On Tuesday, after more than a year of study and fine-tuning, a proposed ordinance will go to the Sacramento City Council, seeking to regulate short-term rentals here before they become a nuisance.
People renting property that isn’t their primary residence would have to pay $3,000 for a conditional-use permit, as would anyone who rents more than a maximum number of nights per year. The council’s law and legislation committee recommends a 90-night aggregate limit on rentals, while the planning and design commission thinks the city should cap it at 120 nights.
All in all, however, this seems a good middle ground. Established hotels make an important contribution to the local tax base, but with only about 200 Airbnb hosts operating here at the moment, it’s unlikely they’ll feel much competition. And small businesses and restaurants would benefit where home sharing is most popular – Land Park, midtown, East Sacramento.

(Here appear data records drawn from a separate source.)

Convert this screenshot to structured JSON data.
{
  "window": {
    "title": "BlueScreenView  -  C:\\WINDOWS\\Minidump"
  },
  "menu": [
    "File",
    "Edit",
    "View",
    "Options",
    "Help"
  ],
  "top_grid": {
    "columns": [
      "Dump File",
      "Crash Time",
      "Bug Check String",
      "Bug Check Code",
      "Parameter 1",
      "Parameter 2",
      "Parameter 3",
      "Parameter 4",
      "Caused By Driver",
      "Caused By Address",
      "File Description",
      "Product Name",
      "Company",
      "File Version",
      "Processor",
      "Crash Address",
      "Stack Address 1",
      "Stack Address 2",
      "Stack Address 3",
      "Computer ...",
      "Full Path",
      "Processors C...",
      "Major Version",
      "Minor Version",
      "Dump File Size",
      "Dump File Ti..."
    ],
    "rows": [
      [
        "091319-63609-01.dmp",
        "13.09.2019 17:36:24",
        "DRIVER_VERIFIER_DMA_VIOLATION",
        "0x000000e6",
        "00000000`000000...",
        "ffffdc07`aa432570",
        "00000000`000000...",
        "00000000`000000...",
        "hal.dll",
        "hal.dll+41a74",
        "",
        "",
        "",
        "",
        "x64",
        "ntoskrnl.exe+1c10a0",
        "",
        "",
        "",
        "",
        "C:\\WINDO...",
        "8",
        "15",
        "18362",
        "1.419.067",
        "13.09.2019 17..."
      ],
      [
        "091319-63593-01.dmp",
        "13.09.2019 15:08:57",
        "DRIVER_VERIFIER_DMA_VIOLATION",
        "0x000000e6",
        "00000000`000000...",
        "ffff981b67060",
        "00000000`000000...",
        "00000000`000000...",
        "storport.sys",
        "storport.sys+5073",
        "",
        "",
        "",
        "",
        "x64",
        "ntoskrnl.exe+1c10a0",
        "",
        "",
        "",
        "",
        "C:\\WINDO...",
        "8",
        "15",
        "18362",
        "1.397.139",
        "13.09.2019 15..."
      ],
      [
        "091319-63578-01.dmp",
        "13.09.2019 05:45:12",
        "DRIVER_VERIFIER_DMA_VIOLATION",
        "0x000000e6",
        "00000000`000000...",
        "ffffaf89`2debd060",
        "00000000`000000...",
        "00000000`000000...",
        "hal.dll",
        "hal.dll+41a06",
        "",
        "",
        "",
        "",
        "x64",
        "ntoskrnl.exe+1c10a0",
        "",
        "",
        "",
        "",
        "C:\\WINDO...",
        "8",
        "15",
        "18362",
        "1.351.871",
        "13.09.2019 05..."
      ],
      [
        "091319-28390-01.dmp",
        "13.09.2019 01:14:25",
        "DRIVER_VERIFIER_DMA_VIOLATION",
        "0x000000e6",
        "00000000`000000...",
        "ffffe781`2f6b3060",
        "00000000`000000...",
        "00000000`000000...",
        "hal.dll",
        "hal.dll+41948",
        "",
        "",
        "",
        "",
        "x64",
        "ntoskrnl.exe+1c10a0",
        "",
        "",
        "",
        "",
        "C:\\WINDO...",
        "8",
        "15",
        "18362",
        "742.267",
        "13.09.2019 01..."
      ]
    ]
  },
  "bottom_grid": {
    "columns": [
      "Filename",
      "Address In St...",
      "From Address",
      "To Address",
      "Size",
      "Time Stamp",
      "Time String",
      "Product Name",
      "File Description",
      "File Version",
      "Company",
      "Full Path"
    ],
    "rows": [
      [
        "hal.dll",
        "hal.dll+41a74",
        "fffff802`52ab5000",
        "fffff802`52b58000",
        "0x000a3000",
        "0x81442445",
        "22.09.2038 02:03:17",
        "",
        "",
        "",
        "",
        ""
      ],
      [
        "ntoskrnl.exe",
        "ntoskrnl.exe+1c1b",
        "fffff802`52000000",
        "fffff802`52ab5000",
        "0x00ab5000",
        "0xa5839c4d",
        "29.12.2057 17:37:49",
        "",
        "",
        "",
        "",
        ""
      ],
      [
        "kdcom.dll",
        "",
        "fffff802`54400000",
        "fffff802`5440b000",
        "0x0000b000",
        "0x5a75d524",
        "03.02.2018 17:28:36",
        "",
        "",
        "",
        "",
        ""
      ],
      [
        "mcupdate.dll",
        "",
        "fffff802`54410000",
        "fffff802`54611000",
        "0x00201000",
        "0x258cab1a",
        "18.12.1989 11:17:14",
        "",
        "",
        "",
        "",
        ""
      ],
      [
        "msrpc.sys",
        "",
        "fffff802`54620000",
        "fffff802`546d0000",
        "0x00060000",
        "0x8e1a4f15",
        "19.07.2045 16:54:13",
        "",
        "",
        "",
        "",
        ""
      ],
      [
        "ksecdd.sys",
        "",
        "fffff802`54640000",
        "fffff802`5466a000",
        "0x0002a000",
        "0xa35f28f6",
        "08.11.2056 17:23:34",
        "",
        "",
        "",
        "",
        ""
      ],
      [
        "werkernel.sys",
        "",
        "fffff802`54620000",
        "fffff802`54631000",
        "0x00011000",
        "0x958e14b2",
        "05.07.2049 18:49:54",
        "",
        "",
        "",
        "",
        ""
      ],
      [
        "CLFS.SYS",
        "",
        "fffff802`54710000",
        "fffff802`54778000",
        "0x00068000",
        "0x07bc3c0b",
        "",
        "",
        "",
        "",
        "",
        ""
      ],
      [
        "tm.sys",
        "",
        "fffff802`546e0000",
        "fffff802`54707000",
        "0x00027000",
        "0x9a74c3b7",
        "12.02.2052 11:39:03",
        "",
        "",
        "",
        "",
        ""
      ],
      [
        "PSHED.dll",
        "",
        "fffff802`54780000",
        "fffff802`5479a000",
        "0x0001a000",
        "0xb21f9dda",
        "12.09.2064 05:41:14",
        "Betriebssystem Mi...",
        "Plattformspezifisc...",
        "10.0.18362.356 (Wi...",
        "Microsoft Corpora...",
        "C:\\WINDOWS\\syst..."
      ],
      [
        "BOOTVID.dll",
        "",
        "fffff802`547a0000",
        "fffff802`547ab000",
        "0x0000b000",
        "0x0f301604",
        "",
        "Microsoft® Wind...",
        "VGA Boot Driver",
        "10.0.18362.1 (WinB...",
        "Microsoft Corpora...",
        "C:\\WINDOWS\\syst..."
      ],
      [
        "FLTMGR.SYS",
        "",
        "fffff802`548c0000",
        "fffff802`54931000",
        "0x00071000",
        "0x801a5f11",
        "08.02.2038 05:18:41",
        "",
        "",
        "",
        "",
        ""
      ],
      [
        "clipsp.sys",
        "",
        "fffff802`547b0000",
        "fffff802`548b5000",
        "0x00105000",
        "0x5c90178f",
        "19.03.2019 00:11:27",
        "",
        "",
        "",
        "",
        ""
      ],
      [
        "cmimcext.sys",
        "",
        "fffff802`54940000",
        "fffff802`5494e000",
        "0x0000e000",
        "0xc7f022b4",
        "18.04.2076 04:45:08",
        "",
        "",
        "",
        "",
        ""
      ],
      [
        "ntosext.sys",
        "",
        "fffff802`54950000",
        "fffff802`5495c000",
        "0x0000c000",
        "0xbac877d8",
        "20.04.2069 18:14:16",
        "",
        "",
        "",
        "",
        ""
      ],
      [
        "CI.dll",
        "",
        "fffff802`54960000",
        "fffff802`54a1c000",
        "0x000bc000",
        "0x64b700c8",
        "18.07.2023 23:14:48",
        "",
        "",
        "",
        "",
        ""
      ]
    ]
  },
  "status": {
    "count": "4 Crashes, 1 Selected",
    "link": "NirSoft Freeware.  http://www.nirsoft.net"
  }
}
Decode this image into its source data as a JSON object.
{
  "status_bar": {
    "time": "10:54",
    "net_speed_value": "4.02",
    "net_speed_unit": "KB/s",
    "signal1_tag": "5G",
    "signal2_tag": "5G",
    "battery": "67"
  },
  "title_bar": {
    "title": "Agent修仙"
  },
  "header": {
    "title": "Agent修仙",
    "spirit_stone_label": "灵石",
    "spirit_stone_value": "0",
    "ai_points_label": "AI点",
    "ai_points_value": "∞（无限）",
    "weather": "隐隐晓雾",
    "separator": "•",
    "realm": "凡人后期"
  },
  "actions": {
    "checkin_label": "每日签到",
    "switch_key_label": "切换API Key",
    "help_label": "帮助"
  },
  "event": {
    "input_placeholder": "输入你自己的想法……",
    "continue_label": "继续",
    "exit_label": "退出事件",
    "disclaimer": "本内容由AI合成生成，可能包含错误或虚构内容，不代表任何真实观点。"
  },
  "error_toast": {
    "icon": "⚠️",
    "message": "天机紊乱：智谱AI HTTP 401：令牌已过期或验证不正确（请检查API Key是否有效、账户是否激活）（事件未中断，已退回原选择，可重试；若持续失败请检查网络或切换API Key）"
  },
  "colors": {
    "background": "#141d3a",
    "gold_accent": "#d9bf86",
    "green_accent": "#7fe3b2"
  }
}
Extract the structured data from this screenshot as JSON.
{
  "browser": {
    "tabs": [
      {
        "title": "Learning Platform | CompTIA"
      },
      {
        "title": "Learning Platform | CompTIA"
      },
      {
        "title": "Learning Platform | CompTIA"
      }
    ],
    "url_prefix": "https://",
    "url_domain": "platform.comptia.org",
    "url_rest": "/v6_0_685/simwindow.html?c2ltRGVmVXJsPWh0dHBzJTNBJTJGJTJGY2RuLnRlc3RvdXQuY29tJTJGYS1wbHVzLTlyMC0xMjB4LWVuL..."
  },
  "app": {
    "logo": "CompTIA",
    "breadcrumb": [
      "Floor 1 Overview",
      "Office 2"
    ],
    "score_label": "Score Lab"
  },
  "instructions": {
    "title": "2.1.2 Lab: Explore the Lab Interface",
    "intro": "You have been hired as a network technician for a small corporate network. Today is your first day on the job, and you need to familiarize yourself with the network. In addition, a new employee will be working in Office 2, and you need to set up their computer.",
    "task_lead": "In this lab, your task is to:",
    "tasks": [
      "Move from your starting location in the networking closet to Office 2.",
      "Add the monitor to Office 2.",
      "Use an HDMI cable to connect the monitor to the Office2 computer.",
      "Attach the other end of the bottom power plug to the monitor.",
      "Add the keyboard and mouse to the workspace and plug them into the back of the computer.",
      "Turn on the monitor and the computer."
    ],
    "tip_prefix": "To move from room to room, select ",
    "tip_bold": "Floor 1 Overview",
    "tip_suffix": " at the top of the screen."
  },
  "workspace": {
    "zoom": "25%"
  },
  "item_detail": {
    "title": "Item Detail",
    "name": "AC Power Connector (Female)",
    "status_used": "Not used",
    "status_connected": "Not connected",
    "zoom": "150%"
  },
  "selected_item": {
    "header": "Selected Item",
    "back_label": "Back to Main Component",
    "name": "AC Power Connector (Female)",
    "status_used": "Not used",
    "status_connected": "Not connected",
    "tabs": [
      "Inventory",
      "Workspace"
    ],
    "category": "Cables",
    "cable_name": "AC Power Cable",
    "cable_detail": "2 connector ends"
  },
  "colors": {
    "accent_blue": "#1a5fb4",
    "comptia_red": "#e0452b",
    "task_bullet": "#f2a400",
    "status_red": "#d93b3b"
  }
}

Obviously, the council will want to revisit any new ordinance in a year or so to make sure it’s working. But this could be a welcome expansion of Sacramento’s welcome mat.